(Beginning of MATERIALS PROVIDED)

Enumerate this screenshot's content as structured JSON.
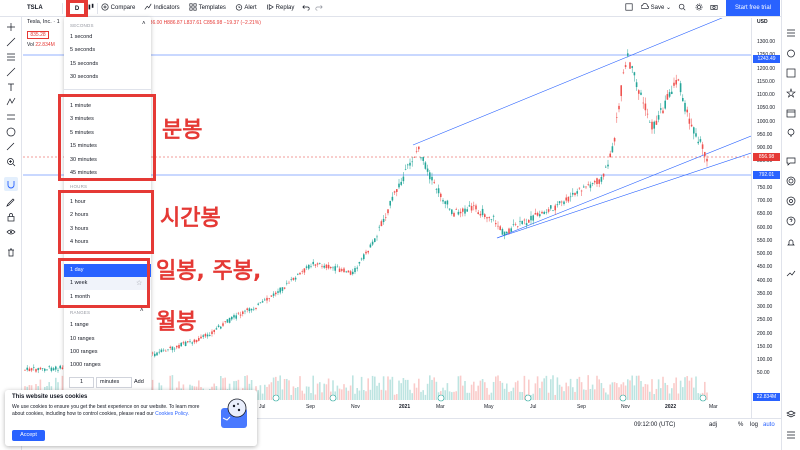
{
  "toolbar": {
    "symbol": "TSLA",
    "interval": "D",
    "compare": "Compare",
    "indicators": "Indicators",
    "templates": "Templates",
    "alert": "Alert",
    "replay": "Replay",
    "save": "Save",
    "start_trial": "Start free trial"
  },
  "legend": {
    "name": "Tesla, Inc. · 1",
    "ohlc": "O886.00 H886.87 L837.61 C856.98 −19.37 (−2.21%)",
    "price_box": "835.28",
    "vol_label": "Vol",
    "vol_value": "22.834M"
  },
  "interval_menu": {
    "sections": {
      "seconds": "SECONDS",
      "hours": "HOURS",
      "days": "DAYS",
      "ranges": "RANGES"
    },
    "seconds": [
      "1 second",
      "5 seconds",
      "15 seconds",
      "30 seconds"
    ],
    "minutes": [
      "1 minute",
      "3 minutes",
      "5 minutes",
      "15 minutes",
      "30 minutes",
      "45 minutes"
    ],
    "hours": [
      "1 hour",
      "2 hours",
      "3 hours",
      "4 hours"
    ],
    "days": [
      "1 day",
      "1 week",
      "1 month"
    ],
    "ranges": [
      "1 range",
      "10 ranges",
      "100 ranges",
      "1000 ranges"
    ],
    "custom": {
      "value": "1",
      "unit": "minutes",
      "add": "Add"
    }
  },
  "annotations": {
    "minutes": "분봉",
    "hours": "시간봉",
    "days_line1": "일봉, 주봉,",
    "days_line2": "월봉"
  },
  "price_axis": {
    "currency": "USD",
    "ticks": [
      "1300.00",
      "1250.00",
      "1200.00",
      "1150.00",
      "1100.00",
      "1050.00",
      "1000.00",
      "950.00",
      "900.00",
      "850.00",
      "800.00",
      "750.00",
      "700.00",
      "650.00",
      "600.00",
      "550.00",
      "500.00",
      "450.00",
      "400.00",
      "350.00",
      "300.00",
      "250.00",
      "200.00",
      "150.00",
      "100.00",
      "50.00"
    ],
    "badge_high": "1243.49",
    "badge_last": "856.98",
    "badge_low": "792.01",
    "badge_vol": "22.834M"
  },
  "time_axis": {
    "ticks": [
      "Jul",
      "Sep",
      "Nov",
      "2021",
      "Mar",
      "May",
      "Jul",
      "Sep",
      "Nov",
      "2022",
      "Mar"
    ]
  },
  "bottom": {
    "time": "09:12:00 (UTC)",
    "pct": "%",
    "log": "log",
    "auto": "auto",
    "adj": "adj"
  },
  "cookie": {
    "title": "This website uses cookies",
    "text": "We use cookies to ensure you get the best experience on our website. To learn more about cookies, including how to control cookies, please read our",
    "link": "Cookies Policy.",
    "accept": "Accept"
  },
  "colors": {
    "accent": "#2962ff",
    "annotation": "#e53935",
    "up": "#26a69a",
    "down": "#ef5350"
  }
}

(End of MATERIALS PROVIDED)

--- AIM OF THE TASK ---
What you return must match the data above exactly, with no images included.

--- EXERCISE RESPONSE ---
Enumerate this screenshot's content as structured JSON.
{
  "toolbar": {
    "symbol": "TSLA",
    "interval": "D",
    "compare": "Compare",
    "indicators": "Indicators",
    "templates": "Templates",
    "alert": "Alert",
    "replay": "Replay",
    "save": "Save",
    "start_trial": "Start free trial"
  },
  "legend": {
    "name": "Tesla, Inc. · 1",
    "ohlc": "O886.00 H886.87 L837.61 C856.98 −19.37 (−2.21%)",
    "price_box": "835.28",
    "vol_label": "Vol",
    "vol_value": "22.834M"
  },
  "interval_menu": {
    "sections": {
      "seconds": "SECONDS",
      "hours": "HOURS",
      "days": "DAYS",
      "ranges": "RANGES"
    },
    "seconds": [
      "1 second",
      "5 seconds",
      "15 seconds",
      "30 seconds"
    ],
    "minutes": [
      "1 minute",
      "3 minutes",
      "5 minutes",
      "15 minutes",
      "30 minutes",
      "45 minutes"
    ],
    "hours": [
      "1 hour",
      "2 hours",
      "3 hours",
      "4 hours"
    ],
    "days": [
      "1 day",
      "1 week",
      "1 month"
    ],
    "ranges": [
      "1 range",
      "10 ranges",
      "100 ranges",
      "1000 ranges"
    ],
    "custom": {
      "value": "1",
      "unit": "minutes",
      "add": "Add"
    }
  },
  "annotations": {
    "minutes": "분봉",
    "hours": "시간봉",
    "days_line1": "일봉, 주봉,",
    "days_line2": "월봉"
  },
  "price_axis": {
    "currency": "USD",
    "ticks": [
      "1300.00",
      "1250.00",
      "1200.00",
      "1150.00",
      "1100.00",
      "1050.00",
      "1000.00",
      "950.00",
      "900.00",
      "850.00",
      "800.00",
      "750.00",
      "700.00",
      "650.00",
      "600.00",
      "550.00",
      "500.00",
      "450.00",
      "400.00",
      "350.00",
      "300.00",
      "250.00",
      "200.00",
      "150.00",
      "100.00",
      "50.00"
    ],
    "badge_high": "1243.49",
    "badge_last": "856.98",
    "badge_low": "792.01",
    "badge_vol": "22.834M"
  },
  "time_axis": {
    "ticks": [
      "Jul",
      "Sep",
      "Nov",
      "2021",
      "Mar",
      "May",
      "Jul",
      "Sep",
      "Nov",
      "2022",
      "Mar"
    ]
  },
  "bottom": {
    "time": "09:12:00 (UTC)",
    "pct": "%",
    "log": "log",
    "auto": "auto",
    "adj": "adj"
  },
  "cookie": {
    "title": "This website uses cookies",
    "text": "We use cookies to ensure you get the best experience on our website. To learn more about cookies, including how to control cookies, please read our",
    "link": "Cookies Policy.",
    "accept": "Accept"
  },
  "colors": {
    "accent": "#2962ff",
    "annotation": "#e53935",
    "up": "#26a69a",
    "down": "#ef5350"
  }
}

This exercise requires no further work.